Data records for software interfaces:
Start of Block
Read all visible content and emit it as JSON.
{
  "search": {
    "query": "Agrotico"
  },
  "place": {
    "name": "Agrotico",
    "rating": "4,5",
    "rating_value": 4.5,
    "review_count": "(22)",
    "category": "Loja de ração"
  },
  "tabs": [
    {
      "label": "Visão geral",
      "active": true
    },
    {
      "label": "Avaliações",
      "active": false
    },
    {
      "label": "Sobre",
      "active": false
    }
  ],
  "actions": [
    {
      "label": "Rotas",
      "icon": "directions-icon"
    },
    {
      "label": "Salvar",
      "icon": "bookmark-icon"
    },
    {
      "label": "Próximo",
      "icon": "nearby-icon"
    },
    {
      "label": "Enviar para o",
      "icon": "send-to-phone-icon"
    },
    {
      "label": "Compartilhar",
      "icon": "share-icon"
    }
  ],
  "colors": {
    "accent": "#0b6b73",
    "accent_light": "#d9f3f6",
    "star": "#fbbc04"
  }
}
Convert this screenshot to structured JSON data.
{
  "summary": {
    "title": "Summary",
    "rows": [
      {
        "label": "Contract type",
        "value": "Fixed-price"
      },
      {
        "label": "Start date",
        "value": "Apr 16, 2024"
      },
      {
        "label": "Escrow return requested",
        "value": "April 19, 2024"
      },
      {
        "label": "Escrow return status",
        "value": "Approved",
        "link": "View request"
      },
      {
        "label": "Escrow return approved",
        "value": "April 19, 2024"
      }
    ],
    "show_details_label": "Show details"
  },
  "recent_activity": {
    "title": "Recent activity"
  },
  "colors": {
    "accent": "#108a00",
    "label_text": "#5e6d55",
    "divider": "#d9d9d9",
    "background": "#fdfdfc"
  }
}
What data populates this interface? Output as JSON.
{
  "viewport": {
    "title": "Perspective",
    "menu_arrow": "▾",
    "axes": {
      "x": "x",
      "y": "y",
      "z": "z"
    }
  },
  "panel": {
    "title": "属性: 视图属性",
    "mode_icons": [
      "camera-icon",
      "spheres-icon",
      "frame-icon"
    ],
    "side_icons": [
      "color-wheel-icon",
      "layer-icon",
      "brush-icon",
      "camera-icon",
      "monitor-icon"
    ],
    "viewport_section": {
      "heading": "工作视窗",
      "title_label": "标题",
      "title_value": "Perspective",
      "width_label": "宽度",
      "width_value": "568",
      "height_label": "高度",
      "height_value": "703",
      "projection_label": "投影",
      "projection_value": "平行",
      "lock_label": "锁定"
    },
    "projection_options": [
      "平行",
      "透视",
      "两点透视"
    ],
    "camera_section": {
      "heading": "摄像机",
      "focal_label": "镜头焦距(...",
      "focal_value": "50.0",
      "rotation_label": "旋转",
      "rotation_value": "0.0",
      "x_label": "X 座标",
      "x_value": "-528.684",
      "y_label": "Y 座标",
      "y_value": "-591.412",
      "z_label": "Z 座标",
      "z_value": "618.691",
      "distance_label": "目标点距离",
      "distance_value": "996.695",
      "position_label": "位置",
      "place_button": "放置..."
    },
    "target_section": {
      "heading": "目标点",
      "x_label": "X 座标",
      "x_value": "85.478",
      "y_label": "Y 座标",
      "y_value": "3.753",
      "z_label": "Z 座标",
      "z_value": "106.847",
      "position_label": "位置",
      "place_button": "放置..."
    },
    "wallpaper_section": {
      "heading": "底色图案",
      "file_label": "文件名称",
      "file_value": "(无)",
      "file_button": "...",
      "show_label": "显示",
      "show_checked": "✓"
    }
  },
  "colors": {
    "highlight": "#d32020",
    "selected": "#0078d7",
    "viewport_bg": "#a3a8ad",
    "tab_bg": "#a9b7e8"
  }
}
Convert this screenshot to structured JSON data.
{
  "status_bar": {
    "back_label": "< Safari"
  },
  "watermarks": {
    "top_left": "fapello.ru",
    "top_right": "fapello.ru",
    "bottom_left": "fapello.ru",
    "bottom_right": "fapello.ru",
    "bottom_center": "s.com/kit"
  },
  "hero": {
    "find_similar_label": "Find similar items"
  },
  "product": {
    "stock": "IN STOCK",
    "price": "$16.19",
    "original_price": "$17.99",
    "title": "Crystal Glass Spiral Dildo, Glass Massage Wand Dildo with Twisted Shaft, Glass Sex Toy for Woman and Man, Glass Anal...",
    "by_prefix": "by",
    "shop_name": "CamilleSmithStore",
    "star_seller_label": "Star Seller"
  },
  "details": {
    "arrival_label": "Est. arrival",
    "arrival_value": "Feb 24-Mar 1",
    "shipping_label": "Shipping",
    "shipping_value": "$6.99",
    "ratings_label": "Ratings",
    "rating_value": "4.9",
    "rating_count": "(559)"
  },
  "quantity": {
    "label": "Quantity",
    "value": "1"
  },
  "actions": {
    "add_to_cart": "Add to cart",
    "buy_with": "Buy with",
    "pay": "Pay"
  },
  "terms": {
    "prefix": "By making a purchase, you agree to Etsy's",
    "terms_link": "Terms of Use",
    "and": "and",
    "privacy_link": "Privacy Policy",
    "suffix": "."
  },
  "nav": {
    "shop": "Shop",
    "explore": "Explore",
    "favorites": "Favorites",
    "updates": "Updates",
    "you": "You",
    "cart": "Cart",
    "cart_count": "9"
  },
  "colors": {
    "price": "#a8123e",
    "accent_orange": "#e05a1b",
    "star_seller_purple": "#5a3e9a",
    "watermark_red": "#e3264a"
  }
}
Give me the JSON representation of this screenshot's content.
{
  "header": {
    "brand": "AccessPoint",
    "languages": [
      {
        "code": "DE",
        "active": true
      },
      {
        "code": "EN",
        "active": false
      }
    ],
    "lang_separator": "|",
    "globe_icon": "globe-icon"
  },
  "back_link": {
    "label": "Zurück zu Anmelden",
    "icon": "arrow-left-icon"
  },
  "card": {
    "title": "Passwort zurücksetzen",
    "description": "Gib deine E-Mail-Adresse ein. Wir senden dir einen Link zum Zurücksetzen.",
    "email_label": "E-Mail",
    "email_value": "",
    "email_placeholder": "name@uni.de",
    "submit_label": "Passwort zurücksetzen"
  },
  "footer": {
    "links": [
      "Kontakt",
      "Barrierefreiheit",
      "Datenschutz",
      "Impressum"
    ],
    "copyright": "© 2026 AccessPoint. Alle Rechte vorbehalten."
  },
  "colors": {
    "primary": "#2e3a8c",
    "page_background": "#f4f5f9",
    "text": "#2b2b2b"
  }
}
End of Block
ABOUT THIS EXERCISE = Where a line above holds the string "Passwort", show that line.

RESPONSE FOR THIS EXERCISE =
    "title": "Passwort zurücksetzen",
    "submit_label": "Passwort zurücksetzen"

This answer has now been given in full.